Idle Days on the Bras d'Or Lakes
Wayfarer Cruise by Jim Fraser W8328
June 8-17, 2002
part 2

Thursday, June 13.  I sailed into the village of Orangedale to stock up on provisions.  While there, I visited the railway museum and spent an hour looking at the displays of railway artifacts.  The railway line in Cape Breton is currently threatened with abandonment now that the coal mines on the island have closed. 

During the day I sailed around Denys Basin which is an attractive body of water enclosed by tree-covered hills.  After sailing back through Boom Channel, I tied Naomi to a tree in Crooked Cove and settled down for the evening.  The only sounds were cows mooing in a pasture at the cove's head.

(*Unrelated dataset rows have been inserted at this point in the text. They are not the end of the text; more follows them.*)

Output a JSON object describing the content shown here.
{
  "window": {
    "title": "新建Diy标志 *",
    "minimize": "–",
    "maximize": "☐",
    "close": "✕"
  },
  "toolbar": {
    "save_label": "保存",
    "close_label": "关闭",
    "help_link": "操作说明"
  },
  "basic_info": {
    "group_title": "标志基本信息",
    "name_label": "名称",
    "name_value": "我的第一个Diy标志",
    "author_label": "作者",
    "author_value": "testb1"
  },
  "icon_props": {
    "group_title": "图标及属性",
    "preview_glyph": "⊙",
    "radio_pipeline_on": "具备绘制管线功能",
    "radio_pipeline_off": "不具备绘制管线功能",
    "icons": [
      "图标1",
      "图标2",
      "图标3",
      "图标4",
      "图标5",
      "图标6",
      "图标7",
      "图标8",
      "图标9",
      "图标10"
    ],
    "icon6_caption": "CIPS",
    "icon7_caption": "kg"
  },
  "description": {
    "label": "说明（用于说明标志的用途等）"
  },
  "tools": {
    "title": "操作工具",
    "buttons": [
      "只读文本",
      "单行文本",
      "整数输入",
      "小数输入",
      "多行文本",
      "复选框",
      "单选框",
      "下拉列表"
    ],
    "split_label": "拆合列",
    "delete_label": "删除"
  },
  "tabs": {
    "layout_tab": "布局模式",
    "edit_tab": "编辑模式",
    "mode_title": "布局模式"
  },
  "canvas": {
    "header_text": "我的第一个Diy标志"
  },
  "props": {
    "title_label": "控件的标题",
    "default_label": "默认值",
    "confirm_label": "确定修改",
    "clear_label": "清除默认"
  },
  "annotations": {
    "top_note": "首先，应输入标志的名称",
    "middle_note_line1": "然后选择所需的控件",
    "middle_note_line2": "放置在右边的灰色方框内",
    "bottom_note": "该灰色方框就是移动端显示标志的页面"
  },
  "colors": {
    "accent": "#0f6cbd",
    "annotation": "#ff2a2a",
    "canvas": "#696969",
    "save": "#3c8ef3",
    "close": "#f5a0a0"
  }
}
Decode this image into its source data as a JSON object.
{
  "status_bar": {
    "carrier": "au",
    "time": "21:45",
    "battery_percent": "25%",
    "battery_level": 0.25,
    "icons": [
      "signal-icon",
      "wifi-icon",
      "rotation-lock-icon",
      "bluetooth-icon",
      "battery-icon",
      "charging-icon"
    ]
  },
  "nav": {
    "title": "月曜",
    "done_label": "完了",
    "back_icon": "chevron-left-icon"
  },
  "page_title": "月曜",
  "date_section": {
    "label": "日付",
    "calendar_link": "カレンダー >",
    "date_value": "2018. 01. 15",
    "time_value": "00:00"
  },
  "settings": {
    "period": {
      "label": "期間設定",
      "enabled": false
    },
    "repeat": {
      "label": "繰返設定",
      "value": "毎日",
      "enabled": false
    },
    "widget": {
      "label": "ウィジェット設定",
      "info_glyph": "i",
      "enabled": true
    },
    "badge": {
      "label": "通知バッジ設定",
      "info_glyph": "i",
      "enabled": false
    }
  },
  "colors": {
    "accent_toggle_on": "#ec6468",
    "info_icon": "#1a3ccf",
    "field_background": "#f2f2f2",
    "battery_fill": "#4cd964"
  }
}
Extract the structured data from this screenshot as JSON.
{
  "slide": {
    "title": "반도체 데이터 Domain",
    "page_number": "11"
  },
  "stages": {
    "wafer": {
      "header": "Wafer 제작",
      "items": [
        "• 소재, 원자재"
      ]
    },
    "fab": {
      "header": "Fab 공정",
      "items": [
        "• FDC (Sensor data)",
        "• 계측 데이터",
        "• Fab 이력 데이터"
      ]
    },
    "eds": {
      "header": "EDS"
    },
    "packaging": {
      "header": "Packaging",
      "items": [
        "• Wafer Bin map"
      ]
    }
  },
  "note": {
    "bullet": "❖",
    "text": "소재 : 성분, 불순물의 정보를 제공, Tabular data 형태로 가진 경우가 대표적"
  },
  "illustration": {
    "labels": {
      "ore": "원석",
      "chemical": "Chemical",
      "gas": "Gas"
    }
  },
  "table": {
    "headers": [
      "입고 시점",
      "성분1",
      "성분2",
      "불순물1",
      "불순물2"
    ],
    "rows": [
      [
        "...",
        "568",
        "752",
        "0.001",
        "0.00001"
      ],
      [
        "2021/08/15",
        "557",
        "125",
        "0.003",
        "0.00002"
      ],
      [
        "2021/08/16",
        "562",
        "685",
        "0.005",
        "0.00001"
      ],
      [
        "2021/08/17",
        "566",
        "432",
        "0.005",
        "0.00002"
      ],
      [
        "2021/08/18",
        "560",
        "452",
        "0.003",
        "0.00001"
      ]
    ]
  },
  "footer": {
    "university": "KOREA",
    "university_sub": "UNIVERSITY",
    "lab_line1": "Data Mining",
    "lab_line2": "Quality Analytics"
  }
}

Friday, June 14.  At dawn, I left Crooked Cove and sailed for West Bay.  The forecast called for westerlies 15-20 knots in the morning rising to 20-25 with gusts to over 30 knots in the afternoon.  I cut behind Round Island and Campbells Island and crossed the shallows under a light breeze.  Off Malagawatch Point the breeze disappeared so I rowed for a time.  Soon I had the sails up again as a gentle westerly breeze appeared and I settled back into a somnolent state.

Suddenly I was tucking a reef into a loudly flapping mainsail.  The wind gave no warning of its approach over the top of North Mountain.  Clearly defined gusts dropped down the hill-side and rushed across the surface of the lake raising a crop of white caps.  Frequently, I had to let the reefed main and working jib luff until the powerful gusts passed over.  The wind itself was a force 4-5 and there was no future beating up West Bay.  I sailed for the shelter of Little Harbour and anchored just inside the mouth of the harbour by a small gravel beach

A large two-hulled vessel made of unpainted metal and sporting an array of antenna approached Little Harbour.  From a distance it looked like some sort of RCMP or Coast Guard patrol vessel which I didn't recognize. Instinctively, I did a mental inventory of what I carried onboard.  Should anything be chucked overboard or hidden in the woods before the authorities arrived?  However, it turned out to be a private American boat which continued on to anchor at the head of Little Harbour.

Idle Days on the Bras d'Or Lakes